START DATASET CONTENT

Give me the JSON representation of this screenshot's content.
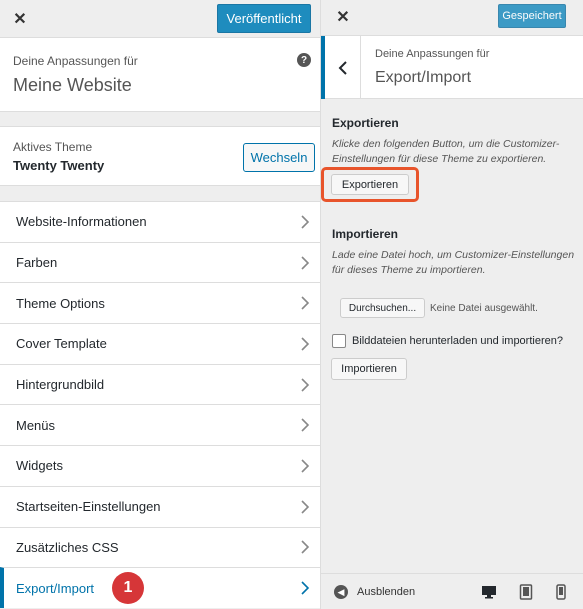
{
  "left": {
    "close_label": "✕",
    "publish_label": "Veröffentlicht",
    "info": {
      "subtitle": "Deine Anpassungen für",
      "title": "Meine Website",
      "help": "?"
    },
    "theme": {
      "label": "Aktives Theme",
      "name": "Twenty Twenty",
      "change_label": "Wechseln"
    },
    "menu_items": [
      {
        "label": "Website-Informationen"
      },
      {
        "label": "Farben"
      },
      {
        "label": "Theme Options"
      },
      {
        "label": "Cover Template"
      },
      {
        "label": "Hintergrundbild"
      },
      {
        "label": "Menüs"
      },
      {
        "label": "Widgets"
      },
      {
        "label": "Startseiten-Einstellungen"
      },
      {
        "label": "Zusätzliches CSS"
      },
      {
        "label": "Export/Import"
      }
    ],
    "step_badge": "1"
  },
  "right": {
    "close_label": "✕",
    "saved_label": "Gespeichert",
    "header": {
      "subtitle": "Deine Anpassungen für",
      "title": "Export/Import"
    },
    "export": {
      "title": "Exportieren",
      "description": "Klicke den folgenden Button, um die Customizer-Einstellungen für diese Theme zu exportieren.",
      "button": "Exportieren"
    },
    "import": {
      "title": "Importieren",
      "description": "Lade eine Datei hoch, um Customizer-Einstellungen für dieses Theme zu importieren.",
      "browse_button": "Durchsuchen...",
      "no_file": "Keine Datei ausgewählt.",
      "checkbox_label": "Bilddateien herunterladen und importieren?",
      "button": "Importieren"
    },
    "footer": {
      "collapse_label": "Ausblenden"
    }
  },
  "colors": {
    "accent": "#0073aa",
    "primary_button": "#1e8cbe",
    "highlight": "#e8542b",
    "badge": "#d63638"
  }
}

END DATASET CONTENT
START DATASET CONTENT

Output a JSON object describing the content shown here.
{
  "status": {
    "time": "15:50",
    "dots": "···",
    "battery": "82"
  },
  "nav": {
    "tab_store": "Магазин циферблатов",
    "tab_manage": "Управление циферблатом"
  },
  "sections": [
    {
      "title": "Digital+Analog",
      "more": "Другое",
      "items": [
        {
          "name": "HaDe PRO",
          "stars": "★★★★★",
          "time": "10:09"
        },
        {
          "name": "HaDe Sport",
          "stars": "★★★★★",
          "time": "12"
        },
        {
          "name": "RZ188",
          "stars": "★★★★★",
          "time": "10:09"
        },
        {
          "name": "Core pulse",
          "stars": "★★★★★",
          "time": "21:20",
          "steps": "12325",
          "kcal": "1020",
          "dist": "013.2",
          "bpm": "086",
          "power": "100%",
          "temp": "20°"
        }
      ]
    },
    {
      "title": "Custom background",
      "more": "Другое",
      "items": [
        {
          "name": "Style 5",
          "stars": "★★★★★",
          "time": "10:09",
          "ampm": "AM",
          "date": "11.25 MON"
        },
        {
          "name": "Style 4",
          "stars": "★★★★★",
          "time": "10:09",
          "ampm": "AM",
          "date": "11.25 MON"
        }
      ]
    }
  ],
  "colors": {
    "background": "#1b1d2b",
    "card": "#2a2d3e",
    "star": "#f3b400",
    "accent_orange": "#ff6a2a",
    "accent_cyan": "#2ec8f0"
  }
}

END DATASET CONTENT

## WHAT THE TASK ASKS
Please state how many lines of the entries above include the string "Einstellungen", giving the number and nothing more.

## YOUR RESPONSE
3